Warren Buffett promises that housing will recover in 2011, economists predict whatever you want, the Wall Street Journal predicts many more years of slump. We have commented on the housing market before, siding with the Journal, because the facts seem to be on their side. That was several months ago and it is time for another look.
|House Price (green), Housing Starts (blue), New Home Sales (red)|
First the numbers: The chart at right shows data from 1987 to present for the median price of a single family home (top), the number of new houses being constructed (middle) and the number of new homes sold (bottom). Home prices fell about 2% from a year ago, housing starts and sales are near a 20 year low. Existing home sales don’t paint a much brighter picture. There is no sign of a housing recovery.
This is not surprising. Foreclosures are flooding the market and will continue to do so for quite some time to come. This depresses prices, which in turn prevents builders from building, because they can’t make money, and buyers from buying, because they expect even lower prices in the future.
Some people have argued that we must be near the bottom of the housing bust based on the ratio between typical rents and the median price of a house. The chart at left shows the Rent to Price ratio over time computed as described here.
In the early ’60s, average annual rent payments were between 5 and 6% of the median price of a house. At the peak of the bubble, the ratio was just above 3.5%, indicating that home prices had gotten far ahead of rents. Now the ratio stands at about 4.7%, a value that seems reasonable in relation to the recent history, but still low compared to the ’60s and ’70s.
Fluctuations in the Ratio
Many factors influence the Rent to Price ratio, but the availability of home mortgages is likely to be one of the biggest contributions. If mortgages are readily available, a renter can become a home owner at will. This will tend to lower the Rent to Price ratio because high rents would cause people to buy houses, which drives up the price of houses and caps the level of rents that people are willing to pay.
Much of the decline in the Rent to Price ratio since the late ’60s is likely to be a result of privatizing Fannie Mae and launching Freddie Mac, the two Government Sponsored Entities (GSEs) that guarantee the vast majority of all US home loans. As soon as Freddie was created in 1970, and Fannie rechartered as a public for-profit company in 1968, they worked hard to grow their business by guaranteeing as many home loans as they could.

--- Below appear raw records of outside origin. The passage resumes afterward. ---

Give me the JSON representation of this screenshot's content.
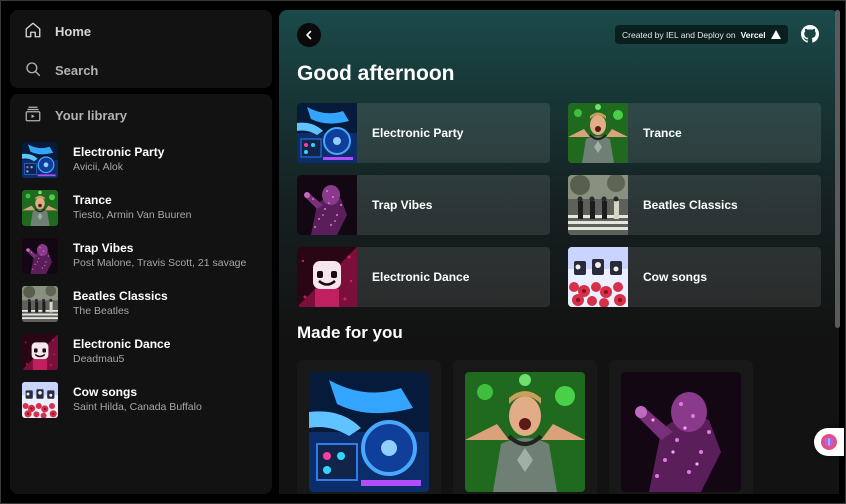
{
  "nav": {
    "home_label": "Home",
    "search_label": "Search"
  },
  "library": {
    "header": "Your library",
    "items": [
      {
        "title": "Electronic Party",
        "subtitle": "Avicii, Alok",
        "art": "dj-deck"
      },
      {
        "title": "Trance",
        "subtitle": "Tiesto, Armin Van Buuren",
        "art": "dj-green"
      },
      {
        "title": "Trap Vibes",
        "subtitle": "Post Malone, Travis Scott, 21 savage",
        "art": "purple-glitter"
      },
      {
        "title": "Beatles Classics",
        "subtitle": "The Beatles",
        "art": "abbey-road"
      },
      {
        "title": "Electronic Dance",
        "subtitle": "Deadmau5",
        "art": "marshmello"
      },
      {
        "title": "Cow songs",
        "subtitle": "Saint Hilda, Canada Buffalo",
        "art": "cows"
      }
    ]
  },
  "header": {
    "credit_prefix": "Created by IEL and Deploy on",
    "credit_brand": "Vercel",
    "github_icon": "github-icon",
    "back_icon": "chevron-left-icon"
  },
  "main": {
    "greeting": "Good afternoon",
    "quick": [
      {
        "label": "Electronic Party",
        "art": "dj-deck"
      },
      {
        "label": "Trance",
        "art": "dj-green"
      },
      {
        "label": "Trap Vibes",
        "art": "purple-glitter"
      },
      {
        "label": "Beatles Classics",
        "art": "abbey-road"
      },
      {
        "label": "Electronic Dance",
        "art": "marshmello"
      },
      {
        "label": "Cow songs",
        "art": "cows"
      }
    ],
    "made_for_you_title": "Made for you",
    "made_for_you": [
      {
        "art": "dj-deck"
      },
      {
        "art": "dj-green"
      },
      {
        "art": "purple-glitter"
      }
    ]
  },
  "colors": {
    "accent_teal": "#1b4a4a",
    "panel": "#121212",
    "card": "#181818"
  }
}
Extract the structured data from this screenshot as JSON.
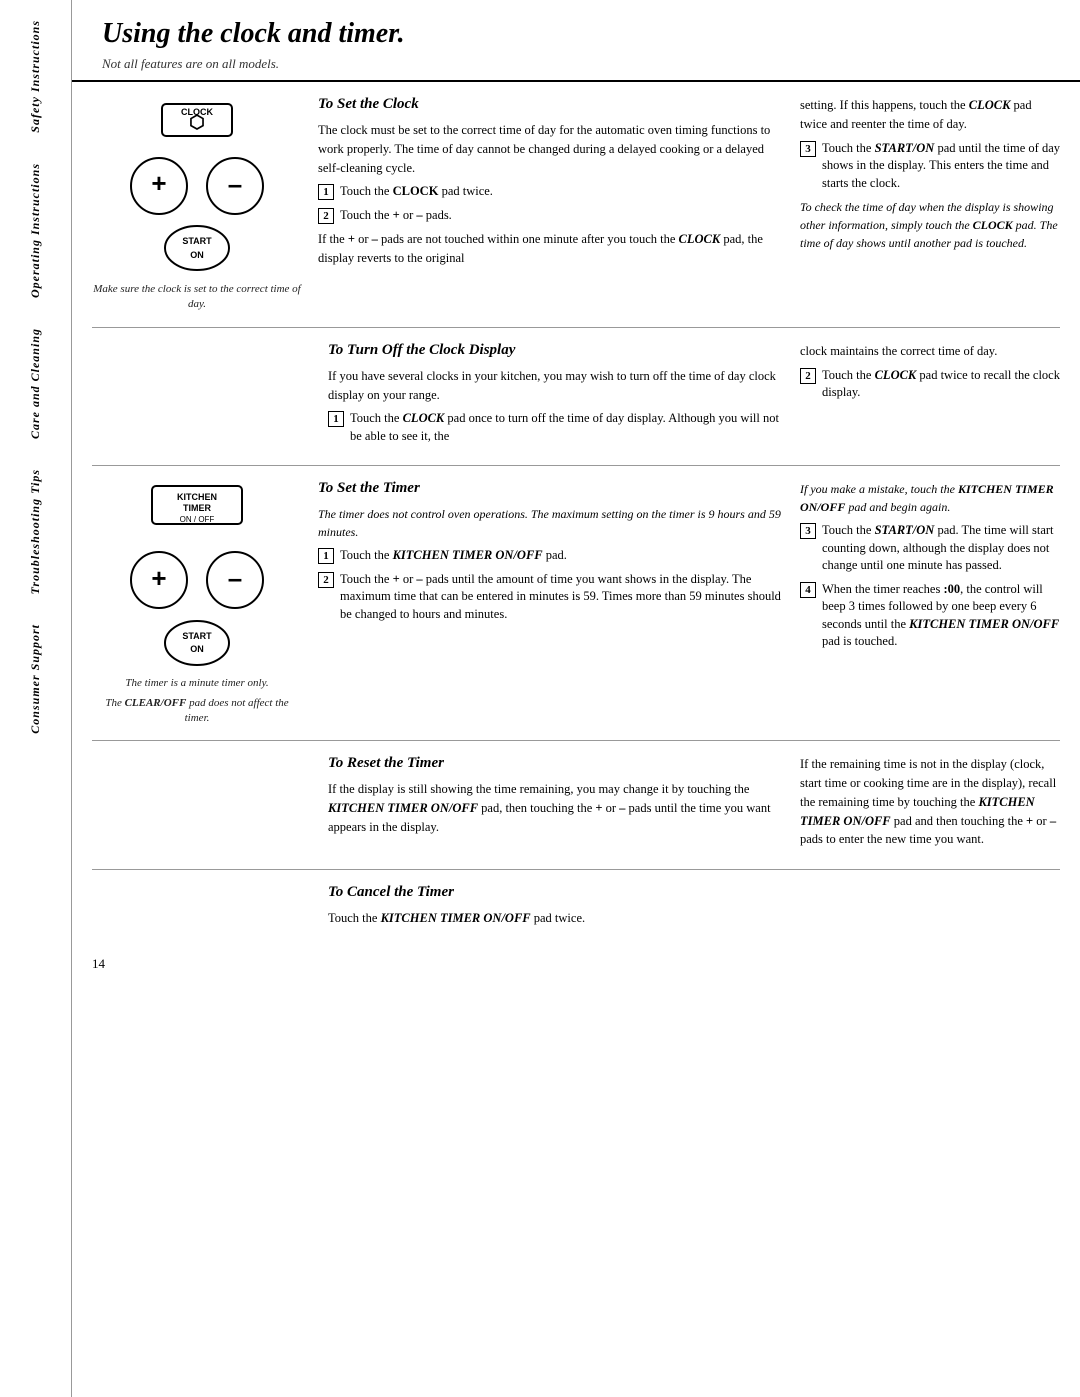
{
  "sidebar": {
    "labels": [
      "Safety Instructions",
      "Operating Instructions",
      "Care and Cleaning",
      "Troubleshooting Tips",
      "Consumer Support"
    ]
  },
  "title": "Using the clock and timer.",
  "subtitle": "Not all features are on all models.",
  "sections": {
    "set_clock": {
      "title": "To Set the Clock",
      "body": "The clock must be set to the correct time of day for the automatic oven timing functions to work properly. The time of day cannot be changed during a delayed cooking or a delayed self-cleaning cycle.",
      "right_body": "setting. If this happens, touch the CLOCK pad twice and reenter the time of day.",
      "steps": [
        "Touch the CLOCK pad twice.",
        "Touch the + or – pads."
      ],
      "if_text": "If the + or – pads are not touched within one minute after you touch the CLOCK pad, the display reverts to the original",
      "step3": "Touch the START/ON pad until the time of day shows in the display. This enters the time and starts the clock.",
      "italic_note": "To check the time of day when the display is showing other information, simply touch the CLOCK pad. The time of day shows until another pad is touched.",
      "caption1": "Make sure the clock is set to the correct time of day."
    },
    "turn_off_display": {
      "title": "To Turn Off the Clock Display",
      "body": "If you have several clocks in your kitchen, you may wish to turn off the time of day clock display on your range.",
      "right_body": "clock maintains the correct time of day.",
      "step1": "Touch the CLOCK pad once to turn off the time of day display. Although you will not be able to see it, the",
      "step2": "Touch the CLOCK pad twice to recall the clock display."
    },
    "set_timer": {
      "title": "To Set the Timer",
      "italic1": "The timer does not control oven operations. The maximum setting on the timer is 9 hours and 59 minutes.",
      "right_italic": "If you make a mistake, touch the KITCHEN TIMER ON/OFF pad and begin again.",
      "step1": "Touch the KITCHEN TIMER ON/OFF pad.",
      "step2": "Touch the + or – pads until the amount of time you want shows in the display. The maximum time that can be entered in minutes is 59. Times more than 59 minutes should be changed to hours and minutes.",
      "step3": "Touch the START/ON pad. The time will start counting down, although the display does not change until one minute has passed.",
      "step4": "When the timer reaches :00, the control will beep 3 times followed by one beep every 6 seconds until the KITCHEN TIMER ON/OFF pad is touched.",
      "caption1": "The timer is a minute timer only.",
      "caption2": "The CLEAR/OFF pad does not affect the timer."
    },
    "reset_timer": {
      "title": "To Reset the Timer",
      "body": "If the display is still showing the time remaining, you may change it by touching the KITCHEN TIMER ON/OFF pad, then touching the + or – pads until the time you want appears in the display.",
      "right_body": "If the remaining time is not in the display (clock, start time or cooking time are in the display), recall the remaining time by touching the KITCHEN TIMER ON/OFF pad and then touching the + or – pads to enter the new time you want."
    },
    "cancel_timer": {
      "title": "To Cancel the Timer",
      "body": "Touch the KITCHEN TIMER ON/OFF pad twice."
    }
  },
  "page_number": "14"
}
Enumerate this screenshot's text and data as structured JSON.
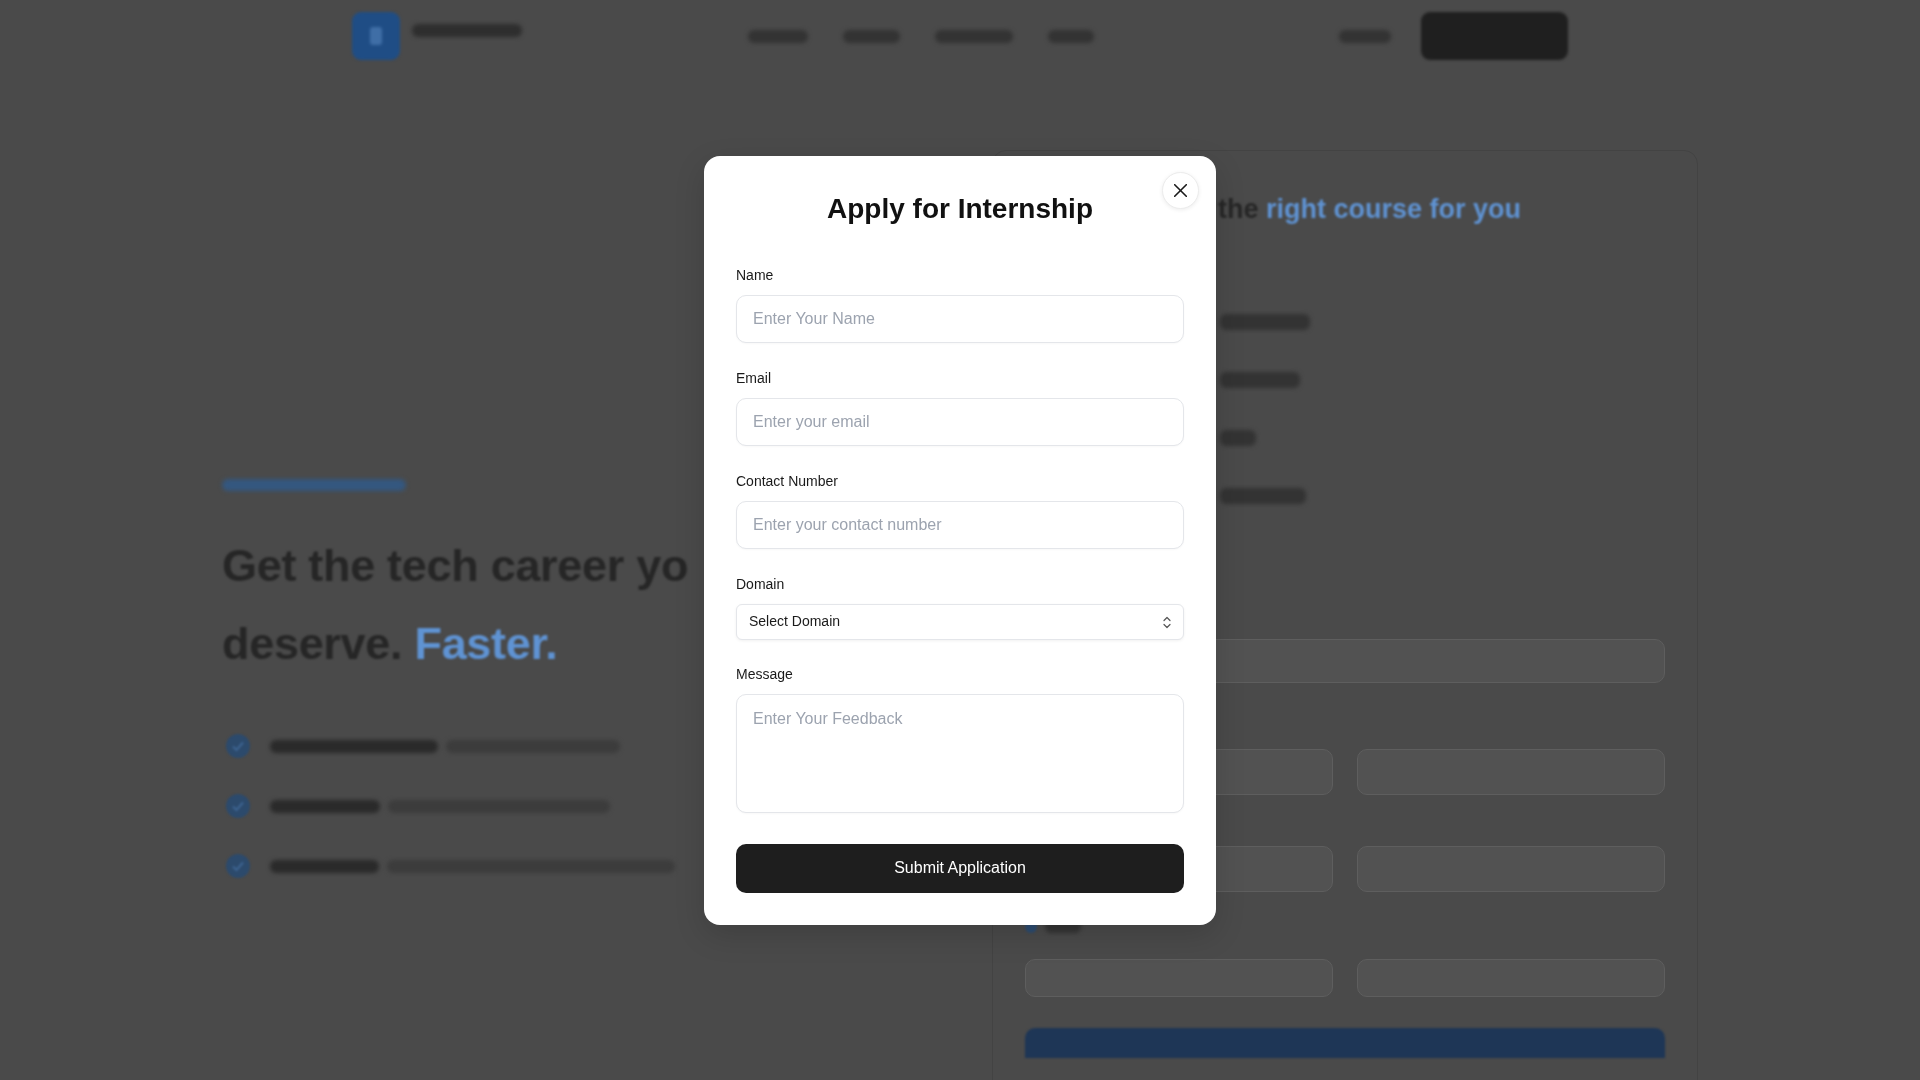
{
  "backdrop": {
    "hero": {
      "heading_line_1": "Get the tech career yo",
      "heading_line_2": "deserve.",
      "heading_accent": "Faster."
    },
    "course_panel": {
      "heading": "the",
      "heading_accent": "right course for you"
    }
  },
  "dialog": {
    "title": "Apply for Internship",
    "fields": [
      {
        "kind": "input",
        "label": "Name",
        "placeholder": "Enter Your Name"
      },
      {
        "kind": "input",
        "label": "Email",
        "placeholder": "Enter your email"
      },
      {
        "kind": "input",
        "label": "Contact Number",
        "placeholder": "Enter your contact number"
      },
      {
        "kind": "select",
        "label": "Domain",
        "value": "Select Domain"
      },
      {
        "kind": "textarea",
        "label": "Message",
        "placeholder": "Enter Your Feedback"
      }
    ],
    "submit_button": "Submit Application"
  }
}
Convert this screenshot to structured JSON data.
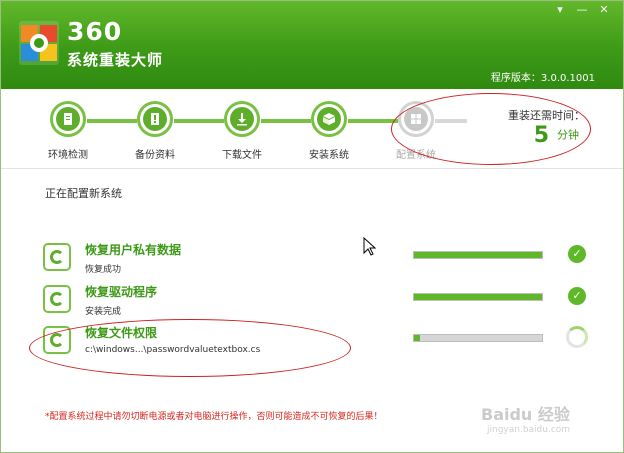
{
  "app": {
    "name": "360",
    "subtitle": "系统重装大师",
    "version": "程序版本：3.0.0.1001"
  },
  "window_controls": {
    "menu": "▾",
    "minimize": "—",
    "close": "✕"
  },
  "steps": [
    {
      "label": "环境检测",
      "state": "done"
    },
    {
      "label": "备份资料",
      "state": "done"
    },
    {
      "label": "下载文件",
      "state": "done"
    },
    {
      "label": "安装系统",
      "state": "done"
    },
    {
      "label": "配置系统",
      "state": "current"
    }
  ],
  "remaining": {
    "label": "重装还需时间：",
    "value": "5",
    "unit": "分钟"
  },
  "section_title": "正在配置新系统",
  "tasks": [
    {
      "title": "恢复用户私有数据",
      "status": "恢复成功",
      "progress": 1.0,
      "state": "done"
    },
    {
      "title": "恢复驱动程序",
      "status": "安装完成",
      "progress": 1.0,
      "state": "done"
    },
    {
      "title": "恢复文件权限",
      "status": "c:\\windows...\\passwordvaluetextbox.cs",
      "progress": 0.05,
      "state": "running"
    }
  ],
  "warning": "*配置系统过程中请勿切断电源或者对电脑进行操作，否则可能造成不可恢复的后果！",
  "watermark": {
    "main": "Baidu 经验",
    "sub": "jingyan.baidu.com"
  },
  "colors": {
    "accent": "#3d9a17",
    "warning": "#d9261c",
    "annotation": "#c22222"
  }
}
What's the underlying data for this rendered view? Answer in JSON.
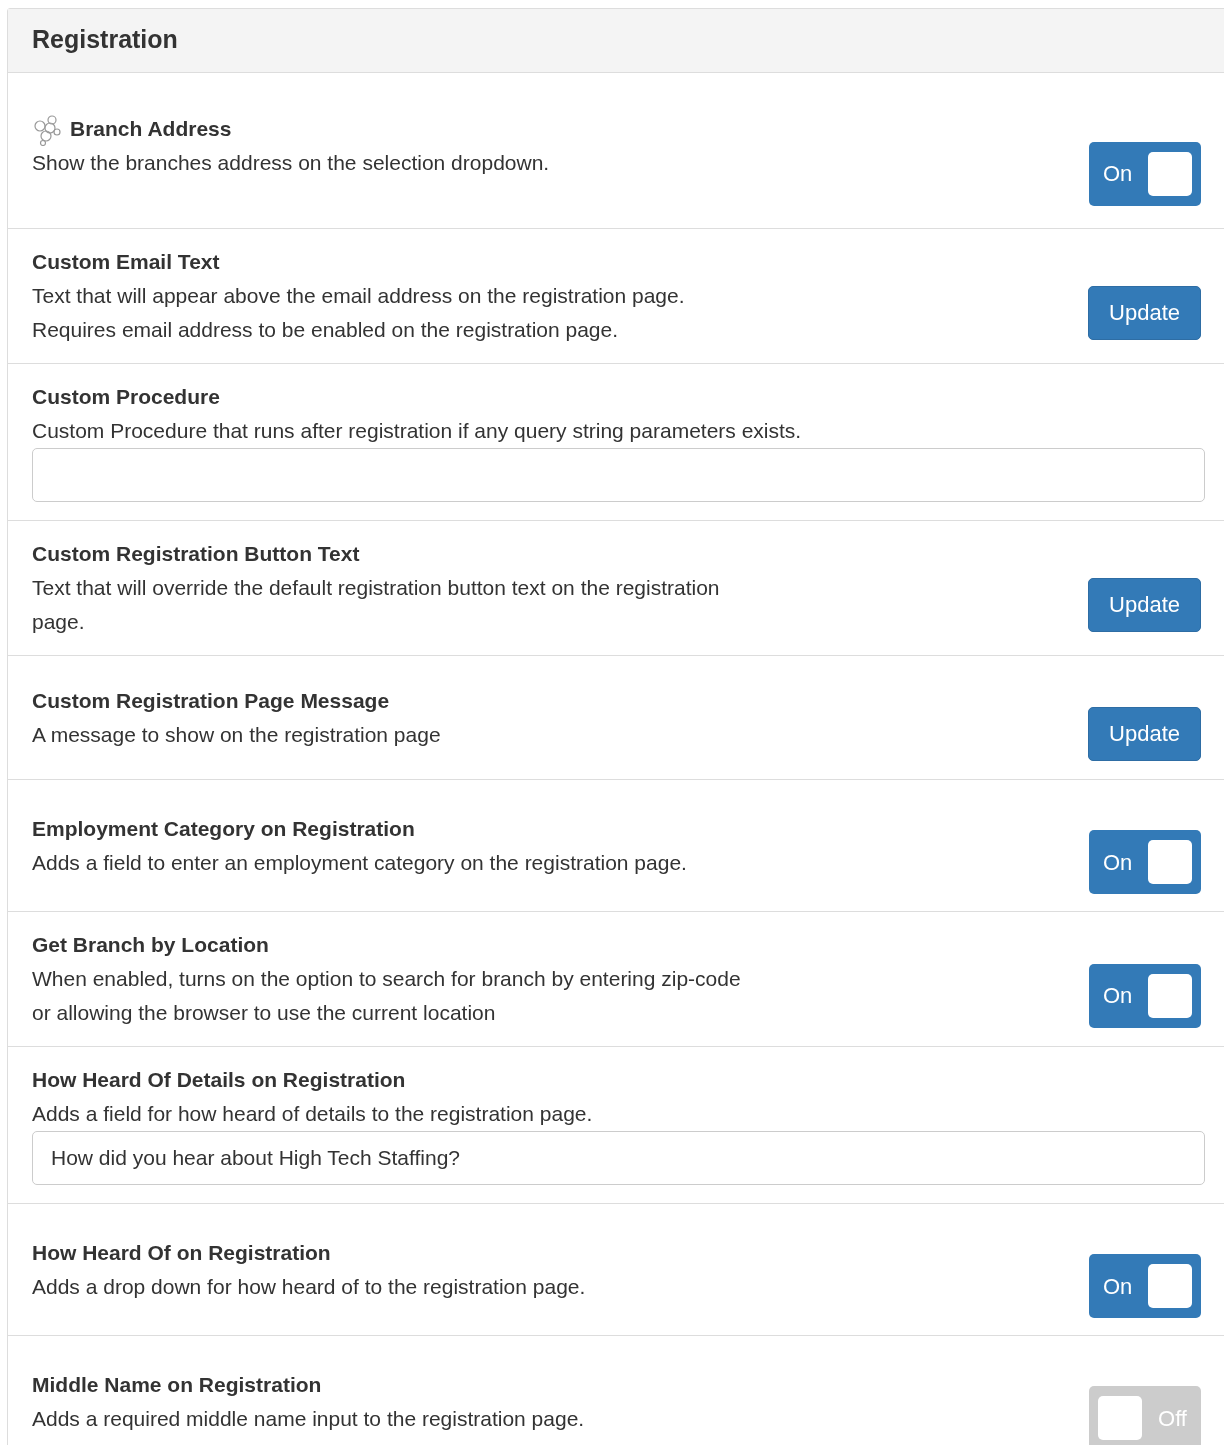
{
  "panel": {
    "title": "Registration"
  },
  "settings": [
    {
      "kind": "toggle",
      "title": "Branch Address",
      "icon": true,
      "description": "Show the branches address on the selection dropdown.",
      "on": true,
      "label": "On"
    },
    {
      "kind": "button",
      "title": "Custom Email Text",
      "description": "Text that will appear above the email address on the registration page. Requires email address to be enabled on the registration page.",
      "label": "Update"
    },
    {
      "kind": "input",
      "title": "Custom Procedure",
      "description": "Custom Procedure that runs after registration if any query string parameters exists."
    },
    {
      "kind": "button",
      "title": "Custom Registration Button Text",
      "description": "Text that will override the default registration button text on the registration page.",
      "label": "Update"
    },
    {
      "kind": "button",
      "title": "Custom Registration Page Message",
      "description": "A message to show on the registration page",
      "label": "Update"
    },
    {
      "kind": "toggle",
      "title": "Employment Category on Registration",
      "description": "Adds a field to enter an employment category on the registration page.",
      "on": true,
      "label": "On"
    },
    {
      "kind": "toggle",
      "title": "Get Branch by Location",
      "description": "When enabled, turns on the option to search for branch by entering zip-code or allowing the browser to use the current location",
      "on": true,
      "label": "On"
    },
    {
      "kind": "input",
      "title": "How Heard Of Details on Registration",
      "description": "Adds a field for how heard of details to the registration page.",
      "value": "How did you hear about High Tech Staffing?"
    },
    {
      "kind": "toggle",
      "title": "How Heard Of on Registration",
      "description": "Adds a drop down for how heard of to the registration page.",
      "on": true,
      "label": "On"
    },
    {
      "kind": "toggle",
      "title": "Middle Name on Registration",
      "description": "Adds a required middle name input to the registration page.",
      "on": false,
      "label": "Off"
    }
  ]
}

Their 40-year effort to give everyone a home loan increased demand for houses and reduced demand for rentals, which lowered the Rent to Price ratio. The bubble finally popped in 2006, when the home-ownership rate reached a record of nearly 70%, and homes were nearly twice as expensive relative to rents as they had been before Fannie and Freddie went on their lending spree.
Factoring Probable Outcomes
So is the Rent to Price ratio back to normal now? Probably not. Freddie and Fannie have been taken over by the government (at exorbitant cost to the tax payer) and congress seems to be unable to find a way to unwind these failed experiments.
Whatever the future holds for the GSEs, it is unlikely that they will continue buying up mortgages the way they have been. If the government stays involved in the mortgage market at all, it will probably be along the lines of Fannie Mae’s operations from 1938, when it was founded as a government service, to the late ’60s, when it was privatized.
If that happens, the Rent to Price ratio will probably return to the ’60s level of around 5.5%. Assuming unchanged rents, that would require another 15% drop in housing values.
In reality rents and home prices will change in response to the availability of mortgages, inflation, and many other market forces, but given the likely demise of readily accessible mortgages, the Rent to Price ration does not indicate that the housing bust is over.